floruit Look up floruit at Dictionary.com
"period during which a historical person's life work was done," 1843, Latin, literally "he flourished," third person singular perfect indicative of florere "to flourish, to bloom" (see flourish (v.)). Usually in abbreviation fl. The third person singular present subjunctive of the verb, floreat, sometimes is attached to proper names "to indicate the hope that the named person, institution, etc., may prosper" [OED].
florulent (adj.) Look up florulent at Dictionary.com
"flowery," 1590s, from Latin florentulus, from flor-, stem of flos "flower" (see flower (n.)).
floss (n.) Look up floss at Dictionary.com
"rough silk," 1759, of uncertain origin, perhaps from French floche "tuft of wool" (16c.), from Old French floc "tuft, lock," from Latin floccus "tuft of wool" (see flock (n.2)). Or from a dialectal survival of an unrecorded Old English or Old Norse word from the root of fleece (n.). Compare the surname Flossmonger, attested 1314, which might represent a direct borrowing from Scandinavian or Low German. In "The Mill on the Floss" the word is the proper name of a fictitious river in the English Midlands. Meaning "fine silk thread" is from 1871, short for floss silk (1759). Dental floss is from 1872; the verb floss in reference to use of it is from 1909. Related: Flossed; flossing.
flossy (adj.) Look up flossy at Dictionary.com
"resembling floss," 1817, from floss (n.) + -y (2).
flotation (n.) Look up flotation at Dictionary.com
1765, from float (v.) + -ation. Spelling influenced by French flotaison (compare floatation).
flotilla (n.) Look up flotilla at Dictionary.com
"a small fleet," 1711, from Spanish flotilla, diminutive of flota "a fleet," from flotar "to float," which is said to be from Old French floter "to float, set afloat," which is from a word in Frankish or some other Germanic language corresponding to Old English flood (n.). Compare Old Norse floti "raft; fleet." Sometimes also "a fleet of small ships."
flotsam (n.) Look up flotsam at Dictionary.com

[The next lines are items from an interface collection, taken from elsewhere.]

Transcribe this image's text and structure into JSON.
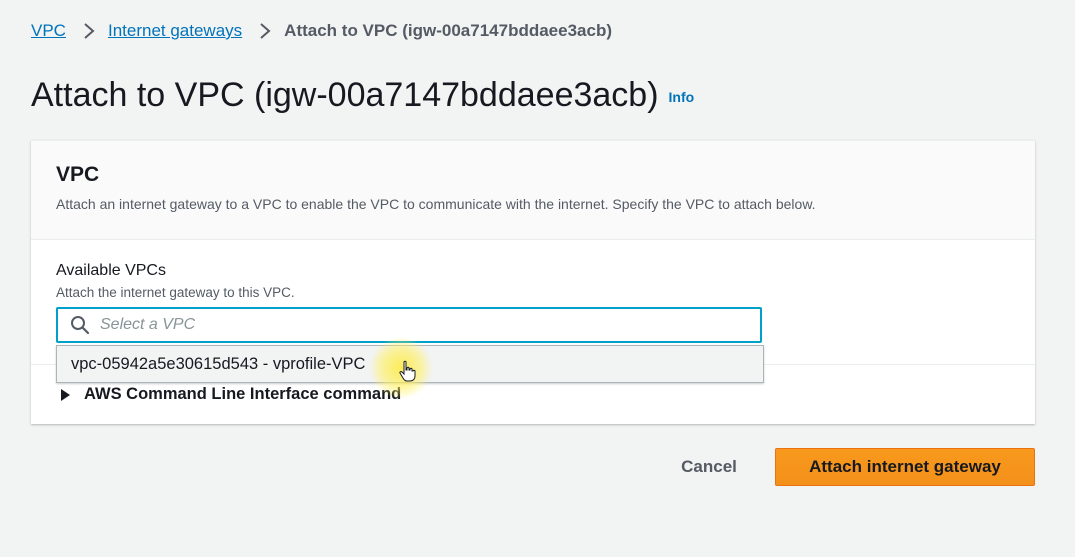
{
  "breadcrumb": {
    "items": [
      {
        "label": "VPC"
      },
      {
        "label": "Internet gateways"
      }
    ],
    "current": "Attach to VPC (igw-00a7147bddaee3acb)"
  },
  "page": {
    "title": "Attach to VPC (igw-00a7147bddaee3acb)",
    "info_label": "Info"
  },
  "panel": {
    "title": "VPC",
    "description": "Attach an internet gateway to a VPC to enable the VPC to communicate with the internet. Specify the VPC to attach below.",
    "field": {
      "label": "Available VPCs",
      "description": "Attach the internet gateway to this VPC.",
      "placeholder": "Select a VPC",
      "value": "",
      "icon": "search-icon"
    },
    "dropdown": {
      "options": [
        {
          "label": "vpc-05942a5e30615d543 - vprofile-VPC"
        }
      ]
    },
    "cli_toggle_label": "AWS Command Line Interface command"
  },
  "actions": {
    "cancel_label": "Cancel",
    "primary_label": "Attach internet gateway"
  },
  "colors": {
    "link": "#0073bb",
    "primary": "#ec7211",
    "focus_border": "#00a1c9",
    "background": "#f2f3f3"
  }
}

c.1600, from Anglo-French floteson, from Old French flotaison "a floating" (Modern French flottaison), from floter "to float, set afloat" (of Germanic origin; see flotilla) + -aison, from Latin -ation(em). Spelled flotsen in English till mid-19c. when it altered, perhaps under influence of many English words in -some. Folk-etymologized in dialect as floatsome.

In British law, flotsam are goods found floating on the sea as a consequence of a shipwreck or action of wind or waves; jetsam are things cast out of a ship in danger of being wrecked, and afterward washed ashore, or things cast ashore by the sailors. Whatever sinks is lagan. Flotsam and jetsam figuratively for "odds and ends" is attested by 1861.